== Task to carry out ==
For the word "here", copy every line of the material that includes it.

== Extracted information ==
[Start of Attachment]

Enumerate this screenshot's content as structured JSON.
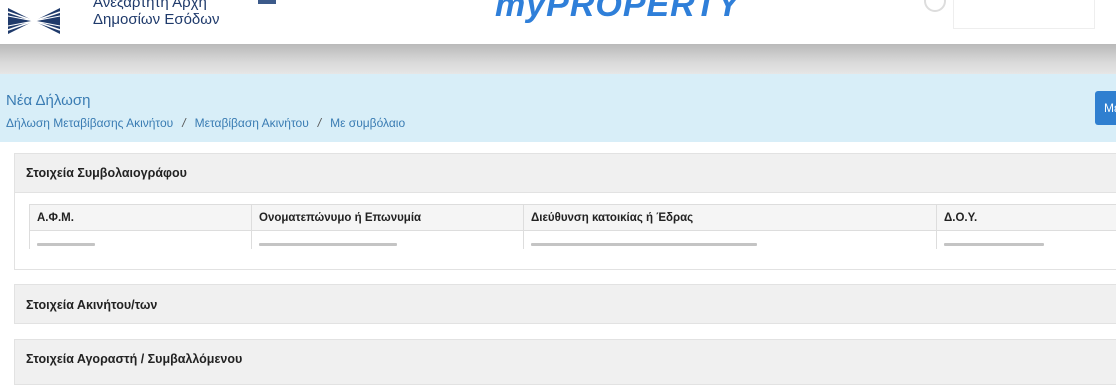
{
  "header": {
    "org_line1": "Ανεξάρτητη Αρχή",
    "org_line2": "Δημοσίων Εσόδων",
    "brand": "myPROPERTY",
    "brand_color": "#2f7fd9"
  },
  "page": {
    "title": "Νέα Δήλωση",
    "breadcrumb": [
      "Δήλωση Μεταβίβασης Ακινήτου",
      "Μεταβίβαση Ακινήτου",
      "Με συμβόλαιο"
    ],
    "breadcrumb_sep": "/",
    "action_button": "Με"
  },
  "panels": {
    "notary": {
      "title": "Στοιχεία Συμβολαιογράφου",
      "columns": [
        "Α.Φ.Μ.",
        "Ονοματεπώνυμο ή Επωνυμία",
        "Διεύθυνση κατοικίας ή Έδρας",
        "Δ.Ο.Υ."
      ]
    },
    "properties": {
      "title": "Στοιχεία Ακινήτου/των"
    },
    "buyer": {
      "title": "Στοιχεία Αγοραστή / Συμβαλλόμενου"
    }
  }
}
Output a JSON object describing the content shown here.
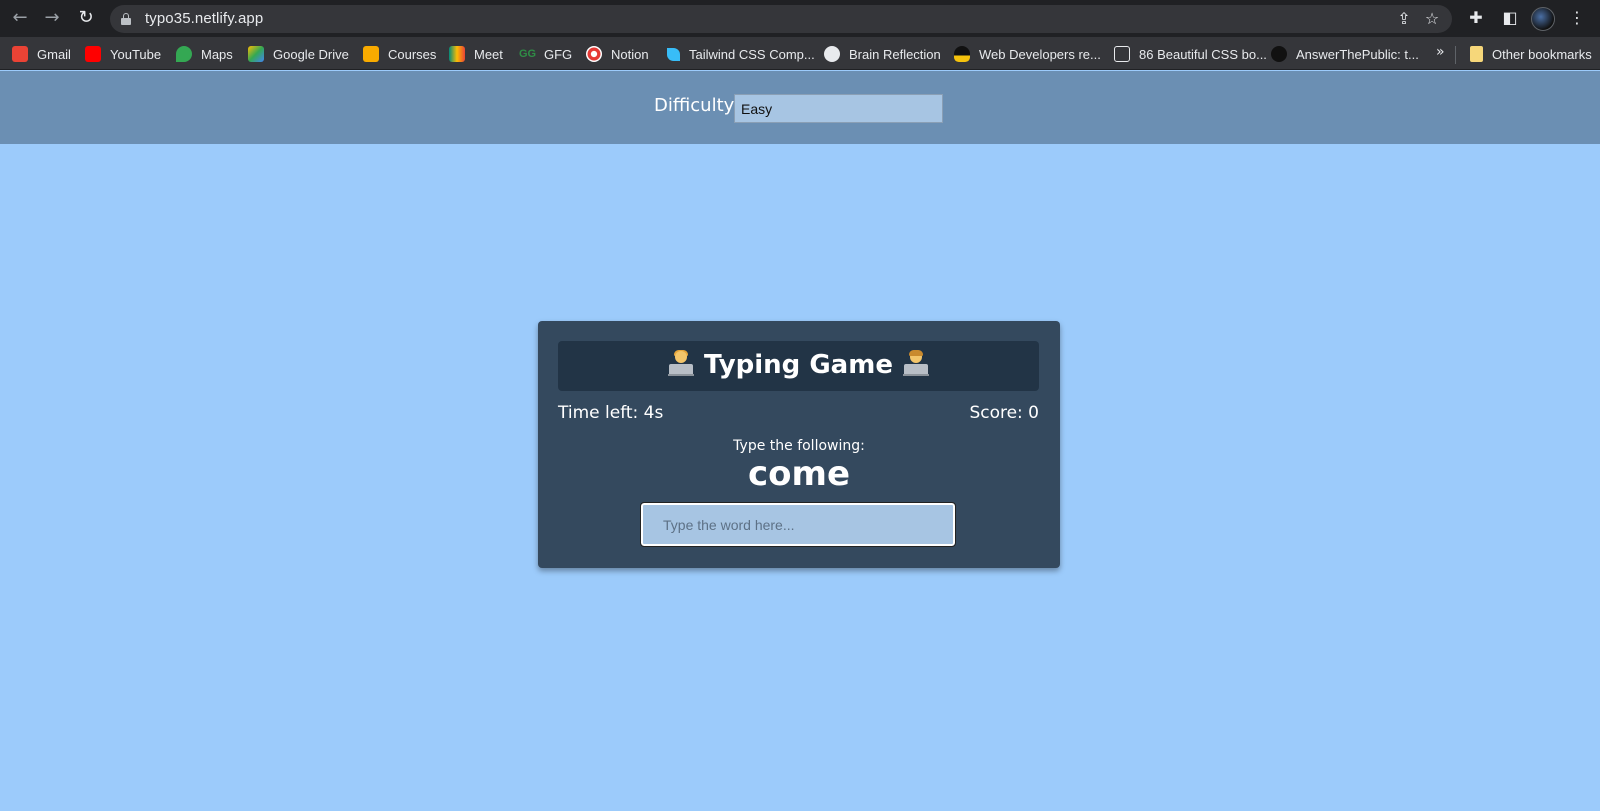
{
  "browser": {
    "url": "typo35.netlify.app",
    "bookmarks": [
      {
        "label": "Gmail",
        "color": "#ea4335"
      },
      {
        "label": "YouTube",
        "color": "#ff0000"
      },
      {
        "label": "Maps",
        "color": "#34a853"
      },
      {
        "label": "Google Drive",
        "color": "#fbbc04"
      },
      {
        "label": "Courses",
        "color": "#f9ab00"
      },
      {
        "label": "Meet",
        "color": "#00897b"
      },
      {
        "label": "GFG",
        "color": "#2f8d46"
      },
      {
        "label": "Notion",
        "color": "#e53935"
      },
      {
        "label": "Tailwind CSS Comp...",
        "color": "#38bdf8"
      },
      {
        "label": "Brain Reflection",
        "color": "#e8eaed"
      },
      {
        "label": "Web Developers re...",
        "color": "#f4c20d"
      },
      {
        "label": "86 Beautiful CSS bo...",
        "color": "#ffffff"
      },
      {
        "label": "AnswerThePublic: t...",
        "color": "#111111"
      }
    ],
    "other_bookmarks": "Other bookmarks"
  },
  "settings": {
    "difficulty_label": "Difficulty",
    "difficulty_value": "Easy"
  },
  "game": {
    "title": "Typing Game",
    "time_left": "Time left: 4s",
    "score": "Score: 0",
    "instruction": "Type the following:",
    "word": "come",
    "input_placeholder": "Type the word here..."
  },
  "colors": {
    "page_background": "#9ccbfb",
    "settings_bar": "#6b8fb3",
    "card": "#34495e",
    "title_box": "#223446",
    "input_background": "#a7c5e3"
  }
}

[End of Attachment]
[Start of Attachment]

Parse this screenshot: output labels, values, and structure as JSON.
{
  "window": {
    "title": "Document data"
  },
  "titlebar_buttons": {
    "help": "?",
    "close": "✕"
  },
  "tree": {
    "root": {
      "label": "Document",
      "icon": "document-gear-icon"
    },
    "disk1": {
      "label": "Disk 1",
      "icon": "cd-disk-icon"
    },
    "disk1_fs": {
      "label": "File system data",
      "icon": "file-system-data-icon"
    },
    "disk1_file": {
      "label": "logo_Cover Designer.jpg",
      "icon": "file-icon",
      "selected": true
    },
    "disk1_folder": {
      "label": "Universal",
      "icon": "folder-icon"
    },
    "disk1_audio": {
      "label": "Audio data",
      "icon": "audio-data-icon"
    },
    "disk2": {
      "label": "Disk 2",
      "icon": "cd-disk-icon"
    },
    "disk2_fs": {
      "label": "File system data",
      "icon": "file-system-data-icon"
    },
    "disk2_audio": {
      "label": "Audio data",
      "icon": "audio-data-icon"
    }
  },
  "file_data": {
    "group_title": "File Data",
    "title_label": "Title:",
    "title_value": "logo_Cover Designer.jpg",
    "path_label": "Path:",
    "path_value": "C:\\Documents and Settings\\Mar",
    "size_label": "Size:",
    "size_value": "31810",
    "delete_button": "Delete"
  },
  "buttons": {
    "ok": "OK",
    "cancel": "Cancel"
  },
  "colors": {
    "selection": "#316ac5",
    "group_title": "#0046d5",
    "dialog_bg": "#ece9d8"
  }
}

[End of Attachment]
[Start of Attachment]

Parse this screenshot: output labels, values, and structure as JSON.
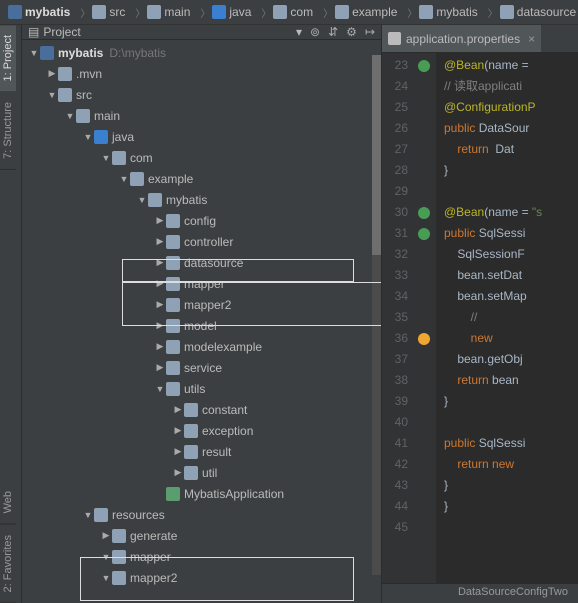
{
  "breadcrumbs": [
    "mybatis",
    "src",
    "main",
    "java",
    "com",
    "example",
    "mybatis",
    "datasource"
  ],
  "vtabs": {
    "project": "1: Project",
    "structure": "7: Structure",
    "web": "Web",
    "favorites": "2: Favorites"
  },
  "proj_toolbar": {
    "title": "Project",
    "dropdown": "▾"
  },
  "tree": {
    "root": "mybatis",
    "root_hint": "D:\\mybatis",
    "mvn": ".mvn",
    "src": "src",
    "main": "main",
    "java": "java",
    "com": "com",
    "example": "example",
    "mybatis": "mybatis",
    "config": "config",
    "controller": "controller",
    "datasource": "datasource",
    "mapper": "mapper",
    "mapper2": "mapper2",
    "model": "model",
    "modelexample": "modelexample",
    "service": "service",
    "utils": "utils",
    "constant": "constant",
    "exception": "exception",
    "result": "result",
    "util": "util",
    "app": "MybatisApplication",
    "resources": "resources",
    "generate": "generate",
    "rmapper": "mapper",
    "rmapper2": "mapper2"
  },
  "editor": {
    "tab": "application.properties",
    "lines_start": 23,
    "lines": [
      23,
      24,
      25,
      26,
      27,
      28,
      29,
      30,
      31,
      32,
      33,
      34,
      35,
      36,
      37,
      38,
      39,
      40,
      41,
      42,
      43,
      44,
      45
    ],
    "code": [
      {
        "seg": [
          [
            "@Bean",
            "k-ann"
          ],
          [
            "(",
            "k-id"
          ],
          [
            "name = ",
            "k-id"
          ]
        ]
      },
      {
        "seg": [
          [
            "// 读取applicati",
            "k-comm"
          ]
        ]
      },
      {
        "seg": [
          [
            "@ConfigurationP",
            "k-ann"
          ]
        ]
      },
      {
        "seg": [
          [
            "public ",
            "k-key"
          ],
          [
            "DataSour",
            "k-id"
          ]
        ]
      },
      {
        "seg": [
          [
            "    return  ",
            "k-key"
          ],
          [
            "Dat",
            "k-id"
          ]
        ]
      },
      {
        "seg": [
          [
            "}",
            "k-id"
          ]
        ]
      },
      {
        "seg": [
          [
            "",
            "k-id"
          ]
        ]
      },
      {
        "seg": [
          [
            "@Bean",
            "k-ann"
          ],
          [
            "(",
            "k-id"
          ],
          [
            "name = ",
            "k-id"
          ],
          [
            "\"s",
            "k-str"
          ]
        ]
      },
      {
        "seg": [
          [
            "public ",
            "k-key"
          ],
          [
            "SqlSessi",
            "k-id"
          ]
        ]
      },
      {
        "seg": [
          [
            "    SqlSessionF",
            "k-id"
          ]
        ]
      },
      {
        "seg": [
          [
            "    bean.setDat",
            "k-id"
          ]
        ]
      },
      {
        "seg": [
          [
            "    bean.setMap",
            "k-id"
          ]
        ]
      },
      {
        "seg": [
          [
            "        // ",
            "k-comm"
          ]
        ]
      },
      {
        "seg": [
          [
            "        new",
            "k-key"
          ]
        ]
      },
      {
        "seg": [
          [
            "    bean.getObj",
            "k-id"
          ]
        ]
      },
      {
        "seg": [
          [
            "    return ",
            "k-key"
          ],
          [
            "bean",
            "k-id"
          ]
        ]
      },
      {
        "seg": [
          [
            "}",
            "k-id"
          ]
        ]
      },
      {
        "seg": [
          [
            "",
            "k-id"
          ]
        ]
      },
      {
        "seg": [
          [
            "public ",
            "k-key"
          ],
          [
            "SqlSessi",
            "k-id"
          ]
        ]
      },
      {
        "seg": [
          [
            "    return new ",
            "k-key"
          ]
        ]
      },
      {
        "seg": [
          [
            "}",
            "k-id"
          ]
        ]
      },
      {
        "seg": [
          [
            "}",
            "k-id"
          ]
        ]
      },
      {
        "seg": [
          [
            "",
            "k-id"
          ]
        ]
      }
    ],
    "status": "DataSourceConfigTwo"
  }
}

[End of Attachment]

== Task answer ==
Output a JSON object describing the content shown here.
    "input_placeholder": "Type the word here..."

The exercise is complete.